What is Eastern Equine Encephalitis (EEE)?

EEE is a virus transmitted to humans by the bite of an infected mosquito. Though most infected with EEE show no symptoms, severe cases may develop encephalitis, or inflammation of the brain. EEE is a rare human illness with only a few cases in North America occurring each year. EEE can also cause disease in captive birds like pheasants and emus, as well as livestock, deer, dogs, and reptiles and amphibians.

What can I do to protect myself?

Just like with West Nile Virus, taking steps to prevent mosquito bites and reducing mosquito breeding grounds around your home are good ways of protecting yourself from contracting any illness transmitted by mosquitoes. These include;

  • wearing an insect repellant containing DEET
  • removing or frequently dumping sources of standing water around your home
  • wearing clothing in light colours that fully covers arms and legs
  • ensuring screens and doors fit tightly and are in good repair to limit mosquito access to your home

For more information on protecting yourself from illnesses spread by mosquitoes, please see Timiskaing Health Unit’s information on West Nile Virus.

What is Timiskaming Health Unit doing?

Timiskaming Health Unit along with other health units across Ontario monitors EEE by tracking mosquito populations in the area. Throughout the summer months, Timiskaming Health Unit traps mosquitoes at various locations throughout the region and sends them away to be identified and tested for EEE.

So far in the 2012 sampling season, none of the mosquitoes collected by Timiskaming Health Unit have tested positive for EEE, however mosquito species capable of carrying the virus can be found in the area. At this time, EEE has not been reported in mosquito or horse populations anywhere in Ontario, however the virus has been found in the United States.

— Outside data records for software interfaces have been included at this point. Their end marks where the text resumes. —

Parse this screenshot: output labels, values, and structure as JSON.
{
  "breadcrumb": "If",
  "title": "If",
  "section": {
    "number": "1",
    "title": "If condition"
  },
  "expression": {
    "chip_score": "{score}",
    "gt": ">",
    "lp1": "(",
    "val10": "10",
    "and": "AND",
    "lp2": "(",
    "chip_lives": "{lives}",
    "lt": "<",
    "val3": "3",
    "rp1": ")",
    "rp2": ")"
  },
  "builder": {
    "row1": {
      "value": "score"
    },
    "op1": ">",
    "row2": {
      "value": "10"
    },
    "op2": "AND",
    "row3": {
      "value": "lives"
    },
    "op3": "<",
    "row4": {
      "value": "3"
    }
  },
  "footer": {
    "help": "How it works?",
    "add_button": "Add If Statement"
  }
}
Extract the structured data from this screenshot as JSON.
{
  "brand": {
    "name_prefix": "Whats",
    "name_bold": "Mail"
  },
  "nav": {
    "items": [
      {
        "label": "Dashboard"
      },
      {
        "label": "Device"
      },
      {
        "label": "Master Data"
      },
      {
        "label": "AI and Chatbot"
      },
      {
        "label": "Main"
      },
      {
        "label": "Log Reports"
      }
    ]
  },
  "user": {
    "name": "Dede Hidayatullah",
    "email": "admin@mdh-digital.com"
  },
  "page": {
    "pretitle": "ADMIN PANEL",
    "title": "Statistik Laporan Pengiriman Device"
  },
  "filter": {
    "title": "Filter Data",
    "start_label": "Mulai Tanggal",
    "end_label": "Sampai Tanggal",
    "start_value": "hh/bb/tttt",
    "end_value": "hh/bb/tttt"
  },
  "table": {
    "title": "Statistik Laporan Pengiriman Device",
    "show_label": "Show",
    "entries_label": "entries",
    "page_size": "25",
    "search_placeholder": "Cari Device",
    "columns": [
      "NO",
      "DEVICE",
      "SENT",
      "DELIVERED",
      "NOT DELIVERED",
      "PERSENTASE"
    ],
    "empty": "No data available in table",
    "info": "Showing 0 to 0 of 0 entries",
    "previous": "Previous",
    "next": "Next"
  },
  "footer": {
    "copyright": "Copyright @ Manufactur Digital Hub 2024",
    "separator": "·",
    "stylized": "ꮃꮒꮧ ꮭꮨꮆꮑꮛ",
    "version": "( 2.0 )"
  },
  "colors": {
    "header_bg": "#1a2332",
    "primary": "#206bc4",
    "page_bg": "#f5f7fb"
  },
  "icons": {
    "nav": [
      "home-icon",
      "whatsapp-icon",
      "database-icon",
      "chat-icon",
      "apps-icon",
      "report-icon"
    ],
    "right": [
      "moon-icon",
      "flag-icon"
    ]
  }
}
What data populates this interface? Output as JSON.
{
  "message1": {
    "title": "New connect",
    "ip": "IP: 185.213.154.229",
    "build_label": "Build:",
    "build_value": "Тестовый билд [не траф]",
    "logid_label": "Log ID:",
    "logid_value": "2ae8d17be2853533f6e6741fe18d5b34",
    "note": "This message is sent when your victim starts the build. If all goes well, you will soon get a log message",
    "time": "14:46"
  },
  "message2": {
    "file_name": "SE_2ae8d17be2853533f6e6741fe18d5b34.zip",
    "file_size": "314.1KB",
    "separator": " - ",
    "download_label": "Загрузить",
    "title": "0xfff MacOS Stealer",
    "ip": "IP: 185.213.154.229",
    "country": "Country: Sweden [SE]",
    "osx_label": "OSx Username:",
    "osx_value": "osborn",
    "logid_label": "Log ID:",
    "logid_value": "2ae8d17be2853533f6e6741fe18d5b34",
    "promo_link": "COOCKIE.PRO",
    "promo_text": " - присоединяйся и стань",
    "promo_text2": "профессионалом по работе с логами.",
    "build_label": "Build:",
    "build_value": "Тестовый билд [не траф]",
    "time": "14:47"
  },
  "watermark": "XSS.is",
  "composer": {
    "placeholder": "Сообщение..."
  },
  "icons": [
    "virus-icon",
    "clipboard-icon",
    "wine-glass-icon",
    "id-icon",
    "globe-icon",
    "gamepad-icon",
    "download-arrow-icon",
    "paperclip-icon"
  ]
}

For more information on Eastern Equine Encephalitis, please visit: http://www.cdc.gov/EasternEquineEncephalitis/